○ More spending on male grooming

Credit card spending by BC Card members last year rose 42 percent last year from 2005. Men in their 20s showed the biggest increase by age group and gender in credit card spending with a whopping 193 percent over the two-year period. Spending by women in their 20s increased 123 percent.

Credit card spending at skin care shops by men in their 20s jumped 153 percent last year from 2005, while that by women in the same age range rose 90 percent.

Men in their 30s last year spent 5.5 billion won at skin care shops, trailing the 6.8 billion won spent by women in their 30s.

Men in their 20s spent 147 percent more on cosmetics between 2005 and last year, surpassing the 101-percent spending growth of women in their 20s.

Park Jeong-min, brand manager of men’s skin care products at Amore Pacific, said, “More men are buying high quality products including anti-aging creams exclusively for men as well as toners and moisturizers. More and more men have visited beauty shops to buy their own cosmetics.”

Kim Jeong-hee, a team leader at Samsung Fashion Institute, said, “Young men have recently grown more interested in their appearance, unlike their older counterparts.”

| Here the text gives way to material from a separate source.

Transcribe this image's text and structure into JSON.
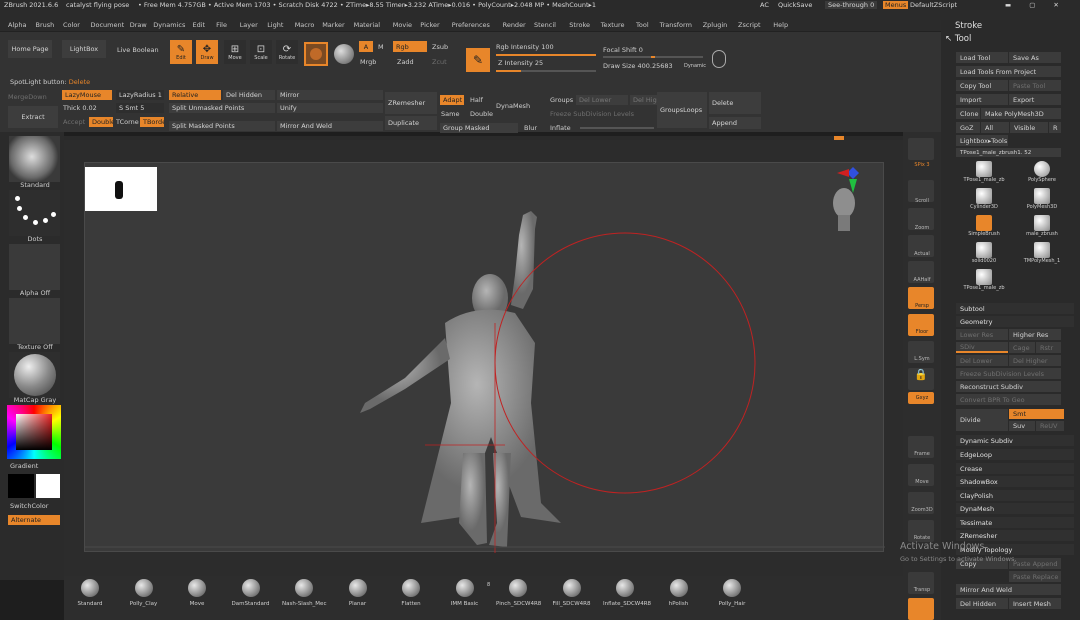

○ Rising popularity of leisure activities

A 59-year-old woman paid ten million won to visit Eastern Europe with her husband last summer. “Lee” also went to Australia with her friends last winter, and will hit Cambodia this summer.

“After turning 50 or 60, women enjoy travel and sports activities more than men do,” Lee said. “Certainly, women have more time to enjoy themselves and are healthier.”

Korean society’s shifting emphasis toward work-life balance has been reflected in credit card spending. By industry, sports and leisure ranked fifth last year in credit card spending, up from ninth in 2005.

Spending by middle-aged women on leisure activities has also increased.

Last year, credit card spending on sports and leisure activities by men in their 50s increased 41 percent from 2005. That by women in their 50s, however, surged 70 percent over the same period.

Spending on leisure activities by women in their 60s also increased 62 percent over the same period, higher than 27 percent for their male counterparts.

In leisure activity spending, only men in their 20s spent more than women in the same age group, while women spent more on leisure activities in other age groups. The spending gap between men and women widened with age.

Choi Suk-hee, manager of brand marketing research at Daehong Communications, said, “After dedicating themselves to raising their children for a long time, middle-aged women are enjoying cultural and leisure activities for themselves.”

○ Increased spending on pet treatment

In 2005, BC Card users spent 26.3 billion won at pet clinics. The figure rose 86 percent to 48.8 billion won last year.

Spending on pet treatment increased since more families and singles are living with pets, and they apparently are sparing no expense to keep their beloved animals healthy.

Veterinarian Park Seong-oh, a member of the Korea Veterinary Medical Association, said, “Many people have lived with pets. They have to pay more to treat ‘old pets.’”

Lee Seong-gyu of Monami Pet.com, a shopping mall for pet products, said, “Sales of products for aged animals have increased. For example, sales of products designed for old dogs last year jumped 20 percent from a year ago.”

chance@donga.com havefun@donga.com